Were you intrigued by the title of today’s post? To compare is to despair. I learned that phrase from a friend of mine who has been successfully working a 12-step program for many years. One of the major goals of 12-step programs(as I understand it) is to give people the tools to handle their emotional/spiritual pain in a healthy way. And the tendency to compare ourselves (usually unfavorably) to others can cause a whole shit-load of pain.

How’d we start this anyway?

How do we come to this comparing stuff anyway? Experience and observation says that we hear these messages that we’re not quite measuring up to other people from the time we can understand language. “Look how well Susie cleans her plate,” “Tommy is a better batter than you are—you need to try harder,” “Sarah is a straight A student…if you would only apply yourself you could be like her.”

So we get into the habit of comparing ourselves to others as little whippersnappers and we just keep on going. But just because we become “adults” we aren’t suddenly immune to that habit. I recently had someone compare me to another person and find me wanting and didn’t I just buy into it?

Assessments are not true

But when I returned to sanity (a relative construct, to be sure) I realized that when someone compares me to another and finds me lacking he (or she) is simply offering an assessment of me. And my often-repeated mantra about assessments is that none of them are true. So if none are true and I am getting cozy with one that makes me feel like crap, well, maybe, just maybe, I should go with another one that makes me feel good.

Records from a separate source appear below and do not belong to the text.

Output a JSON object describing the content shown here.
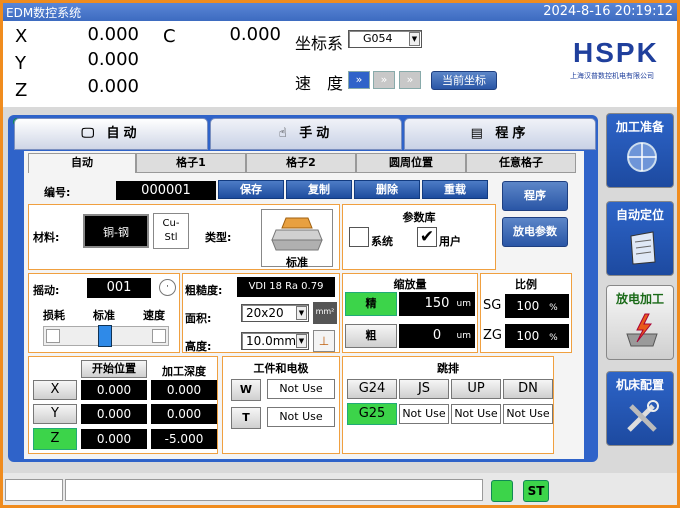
{
  "title": "EDM数控系统",
  "datetime": "2024-8-16 20:19:12",
  "axes": [
    {
      "label": "X",
      "value": "0.000"
    },
    {
      "label": "Y",
      "value": "0.000"
    },
    {
      "label": "Z",
      "value": "0.000"
    }
  ],
  "axis_c": {
    "label": "C",
    "value": "0.000"
  },
  "coord": {
    "label": "坐标系",
    "value": "G054"
  },
  "speed": {
    "label": "速　度",
    "current_button": "当前坐标"
  },
  "logo": {
    "text": "HSPK",
    "subtitle": "上海汉普数控机电有限公司"
  },
  "main_tabs": [
    {
      "label": "自动",
      "icon": "monitor-icon"
    },
    {
      "label": "手动",
      "icon": "hand-icon"
    },
    {
      "label": "程序",
      "icon": "document-icon"
    }
  ],
  "sub_tabs": [
    "自动",
    "格子1",
    "格子2",
    "圆周位置",
    "任意格子"
  ],
  "number": {
    "label": "编号:",
    "value": "000001"
  },
  "actions": [
    "保存",
    "复制",
    "删除",
    "重载"
  ],
  "side_actions": [
    "程序",
    "放电参数"
  ],
  "material": {
    "label": "材料:",
    "value": "铜-钢",
    "option": "Cu-\nStl",
    "type_label": "类型:",
    "type_value": "标准"
  },
  "param_lib": {
    "title": "参数库",
    "system": "系统",
    "user": "用户"
  },
  "shake": {
    "label": "摇动:",
    "value": "001"
  },
  "slider": {
    "left": "损耗",
    "mid": "标准",
    "right": "速度"
  },
  "rough": {
    "label": "粗糙度:",
    "value": "VDI 18   Ra 0.79"
  },
  "area": {
    "label": "面积:",
    "value": "20x20",
    "unit": "mm²"
  },
  "height": {
    "label": "高度:",
    "value": "10.0mm"
  },
  "shrink": {
    "title": "缩放量",
    "fine_label": "精",
    "fine_value": "150",
    "coarse_label": "粗",
    "coarse_value": "0",
    "unit": "um"
  },
  "ratio": {
    "title": "比例",
    "sg_label": "SG",
    "sg_value": "100",
    "zg_label": "ZG",
    "zg_value": "100",
    "unit": "%"
  },
  "positions": {
    "start_label": "开始位置",
    "depth_label": "加工深度",
    "rows": [
      {
        "axis": "X",
        "start": "0.000",
        "depth": "0.000"
      },
      {
        "axis": "Y",
        "start": "0.000",
        "depth": "0.000"
      },
      {
        "axis": "Z",
        "start": "0.000",
        "depth": "-5.000"
      }
    ]
  },
  "workpiece": {
    "title": "工件和电极",
    "w_label": "W",
    "w_value": "Not Use",
    "t_label": "T",
    "t_value": "Not Use"
  },
  "jump": {
    "title": "跳排",
    "top": [
      "G24",
      "JS",
      "UP",
      "DN"
    ],
    "g25": "G25",
    "bottom": [
      "Not Use",
      "Not Use",
      "Not Use"
    ]
  },
  "side_buttons": [
    {
      "label": "加工准备",
      "icon": "target-icon"
    },
    {
      "label": "自动定位",
      "icon": "clipboard-icon"
    },
    {
      "label": "放电加工",
      "icon": "spark-icon"
    },
    {
      "label": "机床配置",
      "icon": "tools-icon"
    }
  ],
  "status": {
    "st_label": "ST"
  },
  "colors": {
    "accent": "#2f63c9",
    "frame": "#f08c1e",
    "active_green": "#3cd44a"
  }
}
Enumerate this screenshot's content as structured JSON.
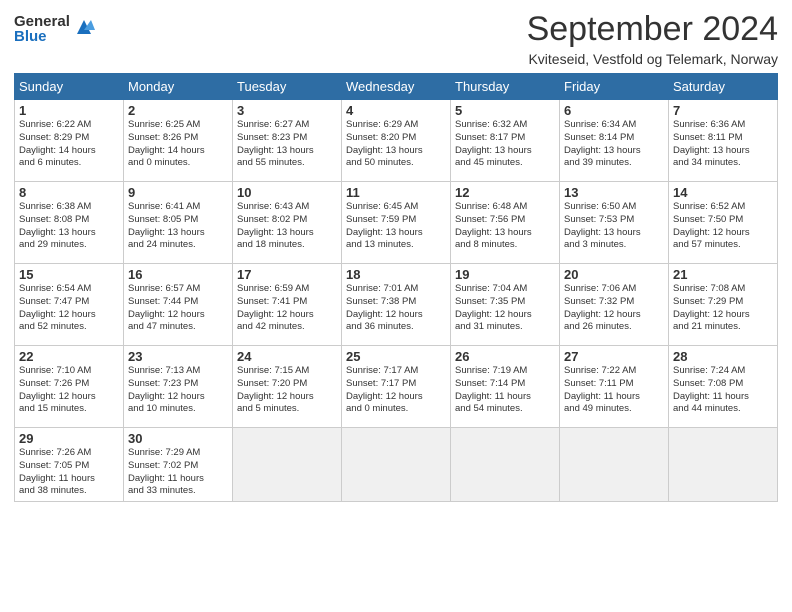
{
  "logo": {
    "general": "General",
    "blue": "Blue"
  },
  "title": "September 2024",
  "location": "Kviteseid, Vestfold og Telemark, Norway",
  "headers": [
    "Sunday",
    "Monday",
    "Tuesday",
    "Wednesday",
    "Thursday",
    "Friday",
    "Saturday"
  ],
  "weeks": [
    [
      {
        "day": "1",
        "lines": [
          "Sunrise: 6:22 AM",
          "Sunset: 8:29 PM",
          "Daylight: 14 hours",
          "and 6 minutes."
        ]
      },
      {
        "day": "2",
        "lines": [
          "Sunrise: 6:25 AM",
          "Sunset: 8:26 PM",
          "Daylight: 14 hours",
          "and 0 minutes."
        ]
      },
      {
        "day": "3",
        "lines": [
          "Sunrise: 6:27 AM",
          "Sunset: 8:23 PM",
          "Daylight: 13 hours",
          "and 55 minutes."
        ]
      },
      {
        "day": "4",
        "lines": [
          "Sunrise: 6:29 AM",
          "Sunset: 8:20 PM",
          "Daylight: 13 hours",
          "and 50 minutes."
        ]
      },
      {
        "day": "5",
        "lines": [
          "Sunrise: 6:32 AM",
          "Sunset: 8:17 PM",
          "Daylight: 13 hours",
          "and 45 minutes."
        ]
      },
      {
        "day": "6",
        "lines": [
          "Sunrise: 6:34 AM",
          "Sunset: 8:14 PM",
          "Daylight: 13 hours",
          "and 39 minutes."
        ]
      },
      {
        "day": "7",
        "lines": [
          "Sunrise: 6:36 AM",
          "Sunset: 8:11 PM",
          "Daylight: 13 hours",
          "and 34 minutes."
        ]
      }
    ],
    [
      {
        "day": "8",
        "lines": [
          "Sunrise: 6:38 AM",
          "Sunset: 8:08 PM",
          "Daylight: 13 hours",
          "and 29 minutes."
        ]
      },
      {
        "day": "9",
        "lines": [
          "Sunrise: 6:41 AM",
          "Sunset: 8:05 PM",
          "Daylight: 13 hours",
          "and 24 minutes."
        ]
      },
      {
        "day": "10",
        "lines": [
          "Sunrise: 6:43 AM",
          "Sunset: 8:02 PM",
          "Daylight: 13 hours",
          "and 18 minutes."
        ]
      },
      {
        "day": "11",
        "lines": [
          "Sunrise: 6:45 AM",
          "Sunset: 7:59 PM",
          "Daylight: 13 hours",
          "and 13 minutes."
        ]
      },
      {
        "day": "12",
        "lines": [
          "Sunrise: 6:48 AM",
          "Sunset: 7:56 PM",
          "Daylight: 13 hours",
          "and 8 minutes."
        ]
      },
      {
        "day": "13",
        "lines": [
          "Sunrise: 6:50 AM",
          "Sunset: 7:53 PM",
          "Daylight: 13 hours",
          "and 3 minutes."
        ]
      },
      {
        "day": "14",
        "lines": [
          "Sunrise: 6:52 AM",
          "Sunset: 7:50 PM",
          "Daylight: 12 hours",
          "and 57 minutes."
        ]
      }
    ],
    [
      {
        "day": "15",
        "lines": [
          "Sunrise: 6:54 AM",
          "Sunset: 7:47 PM",
          "Daylight: 12 hours",
          "and 52 minutes."
        ]
      },
      {
        "day": "16",
        "lines": [
          "Sunrise: 6:57 AM",
          "Sunset: 7:44 PM",
          "Daylight: 12 hours",
          "and 47 minutes."
        ]
      },
      {
        "day": "17",
        "lines": [
          "Sunrise: 6:59 AM",
          "Sunset: 7:41 PM",
          "Daylight: 12 hours",
          "and 42 minutes."
        ]
      },
      {
        "day": "18",
        "lines": [
          "Sunrise: 7:01 AM",
          "Sunset: 7:38 PM",
          "Daylight: 12 hours",
          "and 36 minutes."
        ]
      },
      {
        "day": "19",
        "lines": [
          "Sunrise: 7:04 AM",
          "Sunset: 7:35 PM",
          "Daylight: 12 hours",
          "and 31 minutes."
        ]
      },
      {
        "day": "20",
        "lines": [
          "Sunrise: 7:06 AM",
          "Sunset: 7:32 PM",
          "Daylight: 12 hours",
          "and 26 minutes."
        ]
      },
      {
        "day": "21",
        "lines": [
          "Sunrise: 7:08 AM",
          "Sunset: 7:29 PM",
          "Daylight: 12 hours",
          "and 21 minutes."
        ]
      }
    ],
    [
      {
        "day": "22",
        "lines": [
          "Sunrise: 7:10 AM",
          "Sunset: 7:26 PM",
          "Daylight: 12 hours",
          "and 15 minutes."
        ]
      },
      {
        "day": "23",
        "lines": [
          "Sunrise: 7:13 AM",
          "Sunset: 7:23 PM",
          "Daylight: 12 hours",
          "and 10 minutes."
        ]
      },
      {
        "day": "24",
        "lines": [
          "Sunrise: 7:15 AM",
          "Sunset: 7:20 PM",
          "Daylight: 12 hours",
          "and 5 minutes."
        ]
      },
      {
        "day": "25",
        "lines": [
          "Sunrise: 7:17 AM",
          "Sunset: 7:17 PM",
          "Daylight: 12 hours",
          "and 0 minutes."
        ]
      },
      {
        "day": "26",
        "lines": [
          "Sunrise: 7:19 AM",
          "Sunset: 7:14 PM",
          "Daylight: 11 hours",
          "and 54 minutes."
        ]
      },
      {
        "day": "27",
        "lines": [
          "Sunrise: 7:22 AM",
          "Sunset: 7:11 PM",
          "Daylight: 11 hours",
          "and 49 minutes."
        ]
      },
      {
        "day": "28",
        "lines": [
          "Sunrise: 7:24 AM",
          "Sunset: 7:08 PM",
          "Daylight: 11 hours",
          "and 44 minutes."
        ]
      }
    ],
    [
      {
        "day": "29",
        "lines": [
          "Sunrise: 7:26 AM",
          "Sunset: 7:05 PM",
          "Daylight: 11 hours",
          "and 38 minutes."
        ]
      },
      {
        "day": "30",
        "lines": [
          "Sunrise: 7:29 AM",
          "Sunset: 7:02 PM",
          "Daylight: 11 hours",
          "and 33 minutes."
        ]
      },
      null,
      null,
      null,
      null,
      null
    ]
  ]
}
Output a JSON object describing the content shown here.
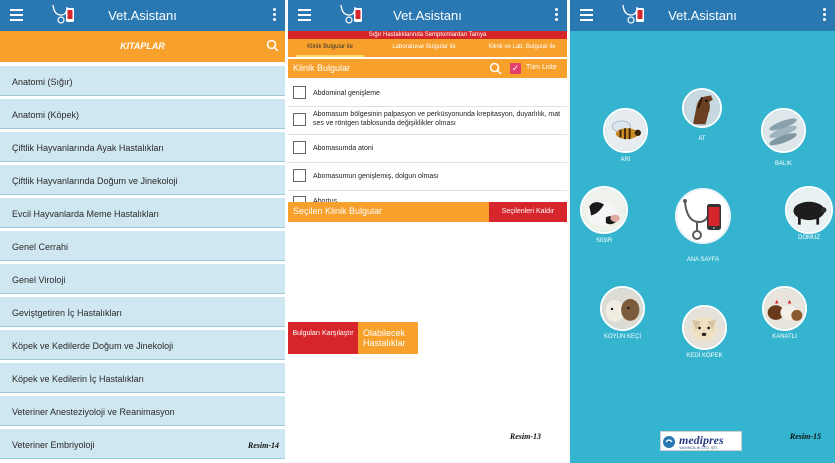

If someone offers me the lovely assessment that I am negative and judgmental and acting out of alignment with my spiritual beliefs and thus comparing me with some mythical ‘saint,’ I can swallow it hook, line and sinker and feel awful about myself or I choose to look at it differently. I could instead say that I am doing the very best I can with the tools that I have and the actions I know to do. And that when I can be more loving and less judging I will.

What makes you unique and very cool?

Comparing ourselves to others is appropriate if we’re trying to set a new world record in some endeavor. But most of the time it’s not a productive enterprise. Instead why not try to focus on what it is about you that makes you a unique part of the world? Why not tell yourself that you don’t have to be like everyone else because truly you are not the same as anyone else.

Gifts Differing

Isabel Briggs Myers wrote a book which she called Gifts Differing in which she explored the 16 personality types that she identified as part of her life work—better known as the MBTI. She did not entitle the book Strengths Lacking. I love the point she made by choosing that title. We are all uniquely positioned to make an impact on the world based on the strengths we innately have.

Try this…

List 10 things you love about yourself. Yes, right here, right now.You can do it! And when you’ve finished it, slap those puppies up everywhere and focus on them daily. Revel in the fact you are pretty damn good. No compare, no despair.

‘Nuff said…